___ RECORDS PROVIDED ___
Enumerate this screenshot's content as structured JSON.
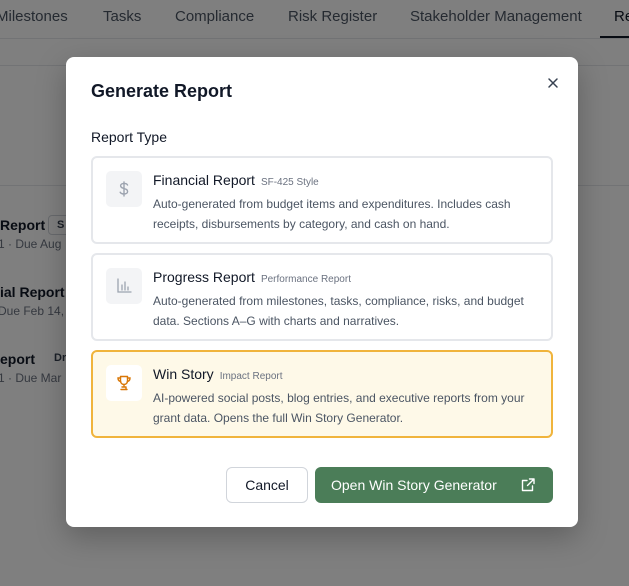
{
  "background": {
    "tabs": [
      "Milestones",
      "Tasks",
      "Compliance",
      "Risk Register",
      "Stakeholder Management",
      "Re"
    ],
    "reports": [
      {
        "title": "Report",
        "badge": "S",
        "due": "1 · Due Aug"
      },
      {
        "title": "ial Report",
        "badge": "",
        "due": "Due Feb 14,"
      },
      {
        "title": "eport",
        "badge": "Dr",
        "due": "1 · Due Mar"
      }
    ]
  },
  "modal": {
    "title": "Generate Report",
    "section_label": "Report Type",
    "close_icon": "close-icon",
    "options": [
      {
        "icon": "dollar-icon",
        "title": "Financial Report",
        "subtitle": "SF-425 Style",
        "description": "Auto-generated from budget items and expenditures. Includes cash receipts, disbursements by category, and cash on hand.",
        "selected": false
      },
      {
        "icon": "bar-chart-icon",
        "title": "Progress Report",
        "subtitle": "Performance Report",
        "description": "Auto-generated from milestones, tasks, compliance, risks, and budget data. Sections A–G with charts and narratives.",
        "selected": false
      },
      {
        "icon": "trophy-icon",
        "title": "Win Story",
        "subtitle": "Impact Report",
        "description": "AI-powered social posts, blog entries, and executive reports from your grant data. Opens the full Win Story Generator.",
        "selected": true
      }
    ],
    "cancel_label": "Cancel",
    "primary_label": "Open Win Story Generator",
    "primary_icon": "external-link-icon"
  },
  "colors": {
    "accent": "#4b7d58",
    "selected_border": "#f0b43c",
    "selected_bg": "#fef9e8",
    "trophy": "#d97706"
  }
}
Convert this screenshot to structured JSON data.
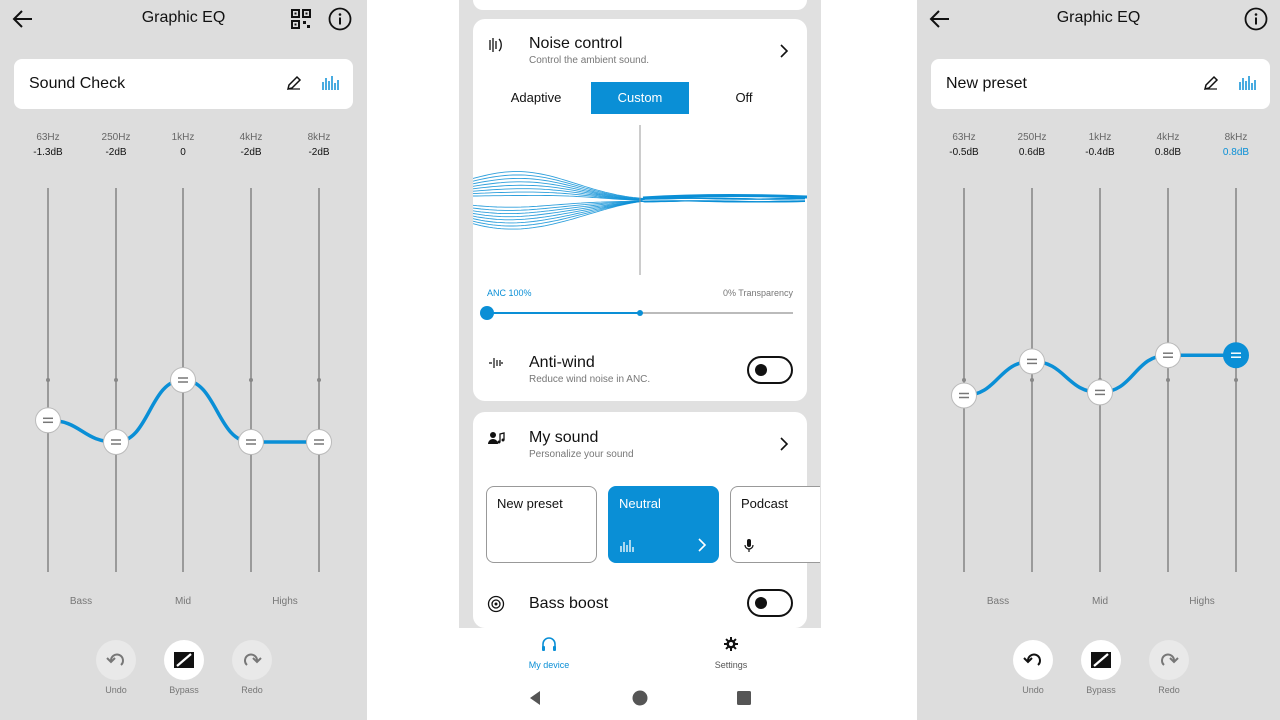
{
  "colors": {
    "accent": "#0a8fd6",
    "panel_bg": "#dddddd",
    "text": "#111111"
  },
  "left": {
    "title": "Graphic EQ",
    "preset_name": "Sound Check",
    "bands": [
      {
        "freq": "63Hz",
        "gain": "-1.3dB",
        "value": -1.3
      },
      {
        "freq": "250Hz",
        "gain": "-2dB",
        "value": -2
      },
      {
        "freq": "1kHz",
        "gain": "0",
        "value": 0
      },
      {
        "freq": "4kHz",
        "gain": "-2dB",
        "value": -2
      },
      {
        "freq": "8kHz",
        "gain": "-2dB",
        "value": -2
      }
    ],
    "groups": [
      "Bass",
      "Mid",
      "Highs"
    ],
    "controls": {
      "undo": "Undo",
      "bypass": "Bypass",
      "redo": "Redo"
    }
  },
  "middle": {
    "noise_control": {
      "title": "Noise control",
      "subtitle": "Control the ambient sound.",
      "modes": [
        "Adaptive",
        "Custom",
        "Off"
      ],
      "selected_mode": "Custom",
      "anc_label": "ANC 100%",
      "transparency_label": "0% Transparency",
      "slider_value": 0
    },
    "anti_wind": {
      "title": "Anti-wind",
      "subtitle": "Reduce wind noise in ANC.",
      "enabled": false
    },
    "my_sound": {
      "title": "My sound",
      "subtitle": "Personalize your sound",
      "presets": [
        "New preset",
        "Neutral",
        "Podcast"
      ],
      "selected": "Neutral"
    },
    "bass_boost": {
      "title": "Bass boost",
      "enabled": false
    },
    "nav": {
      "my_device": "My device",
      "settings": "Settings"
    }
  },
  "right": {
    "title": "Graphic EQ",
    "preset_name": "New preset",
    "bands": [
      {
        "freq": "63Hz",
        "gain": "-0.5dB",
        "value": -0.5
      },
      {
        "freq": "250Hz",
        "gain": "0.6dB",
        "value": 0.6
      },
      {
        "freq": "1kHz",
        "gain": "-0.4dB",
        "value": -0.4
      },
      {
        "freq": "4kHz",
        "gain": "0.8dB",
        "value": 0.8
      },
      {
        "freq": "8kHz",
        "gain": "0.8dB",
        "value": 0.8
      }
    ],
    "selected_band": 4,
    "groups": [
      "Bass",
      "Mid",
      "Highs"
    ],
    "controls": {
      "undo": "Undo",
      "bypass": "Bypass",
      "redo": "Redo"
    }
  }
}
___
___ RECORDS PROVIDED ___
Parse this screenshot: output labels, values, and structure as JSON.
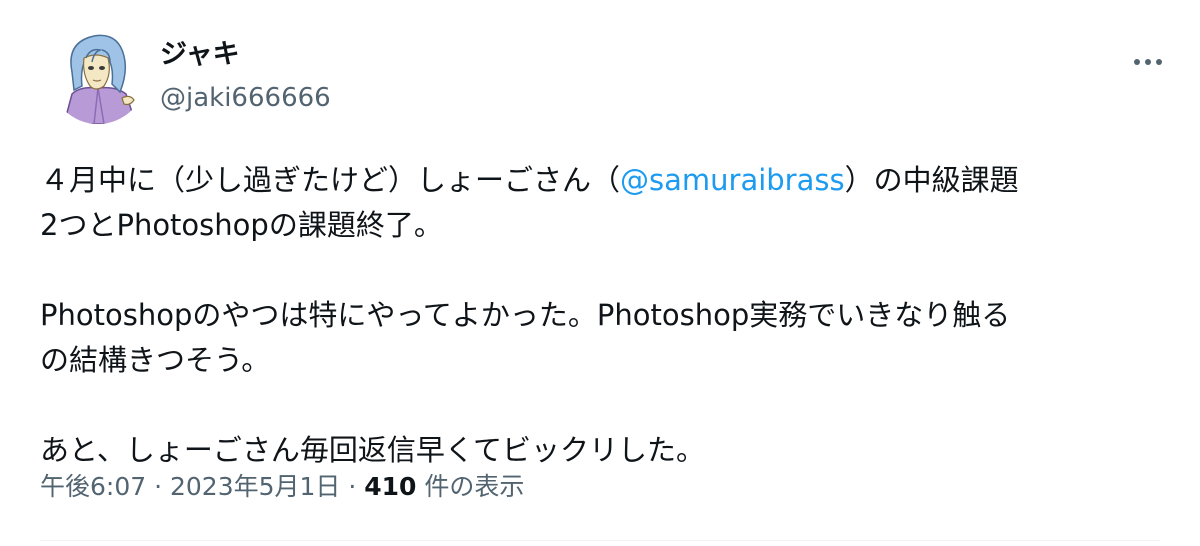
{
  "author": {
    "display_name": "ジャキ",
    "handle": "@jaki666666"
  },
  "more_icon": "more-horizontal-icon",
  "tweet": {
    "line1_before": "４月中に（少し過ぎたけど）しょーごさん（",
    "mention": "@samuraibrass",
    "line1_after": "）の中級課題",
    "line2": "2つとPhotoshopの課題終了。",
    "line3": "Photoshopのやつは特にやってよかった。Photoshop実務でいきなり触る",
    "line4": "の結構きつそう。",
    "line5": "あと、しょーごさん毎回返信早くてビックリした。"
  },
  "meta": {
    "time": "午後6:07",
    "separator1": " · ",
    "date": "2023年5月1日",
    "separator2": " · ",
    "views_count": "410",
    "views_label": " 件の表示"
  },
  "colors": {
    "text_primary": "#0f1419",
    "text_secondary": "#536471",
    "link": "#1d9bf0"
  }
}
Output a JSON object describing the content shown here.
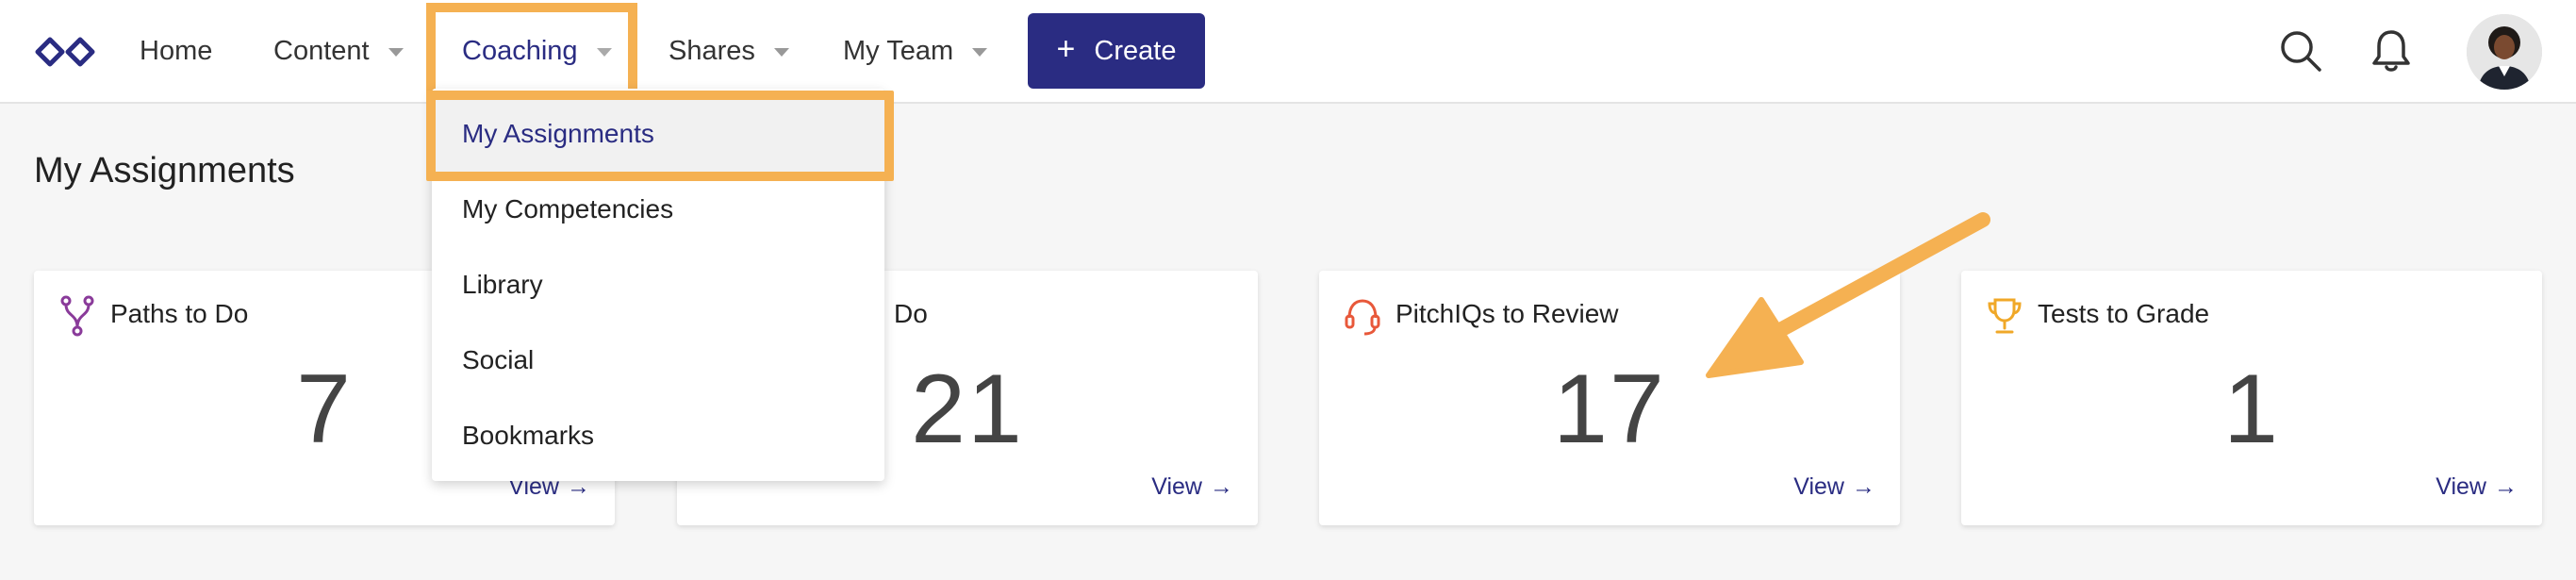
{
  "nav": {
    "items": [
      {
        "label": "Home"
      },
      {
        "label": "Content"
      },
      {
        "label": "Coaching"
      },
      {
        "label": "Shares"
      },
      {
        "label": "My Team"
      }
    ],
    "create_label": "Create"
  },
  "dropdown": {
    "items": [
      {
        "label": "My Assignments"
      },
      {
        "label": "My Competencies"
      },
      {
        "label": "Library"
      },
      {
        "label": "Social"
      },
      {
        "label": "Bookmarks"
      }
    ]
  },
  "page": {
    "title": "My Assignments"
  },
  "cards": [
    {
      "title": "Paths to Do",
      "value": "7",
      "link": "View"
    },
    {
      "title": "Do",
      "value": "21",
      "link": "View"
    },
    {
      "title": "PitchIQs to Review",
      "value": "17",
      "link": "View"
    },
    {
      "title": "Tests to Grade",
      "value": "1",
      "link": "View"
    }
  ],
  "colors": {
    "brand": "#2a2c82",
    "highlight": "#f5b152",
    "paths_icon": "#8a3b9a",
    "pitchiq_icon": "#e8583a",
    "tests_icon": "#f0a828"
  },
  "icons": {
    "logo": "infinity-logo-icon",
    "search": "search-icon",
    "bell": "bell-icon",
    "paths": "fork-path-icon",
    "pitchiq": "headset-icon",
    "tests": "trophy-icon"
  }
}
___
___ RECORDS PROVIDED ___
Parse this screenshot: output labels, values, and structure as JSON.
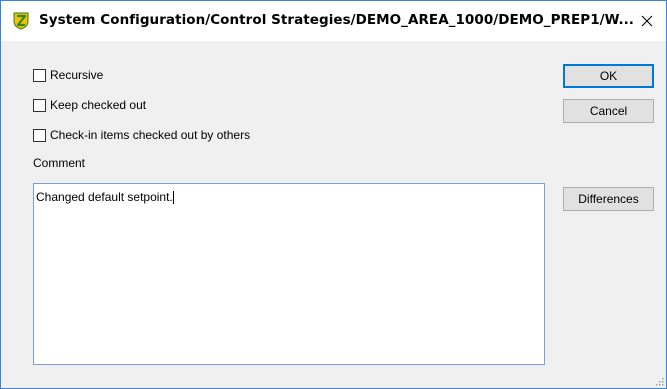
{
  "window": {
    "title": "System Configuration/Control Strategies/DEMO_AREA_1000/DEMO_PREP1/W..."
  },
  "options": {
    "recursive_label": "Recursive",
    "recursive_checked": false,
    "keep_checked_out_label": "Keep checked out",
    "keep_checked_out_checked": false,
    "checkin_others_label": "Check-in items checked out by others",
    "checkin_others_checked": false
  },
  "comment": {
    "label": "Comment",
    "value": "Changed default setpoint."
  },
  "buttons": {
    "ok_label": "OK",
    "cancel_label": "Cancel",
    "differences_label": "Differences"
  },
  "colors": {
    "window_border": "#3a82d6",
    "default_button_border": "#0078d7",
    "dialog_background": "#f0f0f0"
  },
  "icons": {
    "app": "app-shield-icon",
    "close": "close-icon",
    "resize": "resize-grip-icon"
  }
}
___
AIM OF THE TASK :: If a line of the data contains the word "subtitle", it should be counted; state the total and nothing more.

EXERCISE RESULT :: 6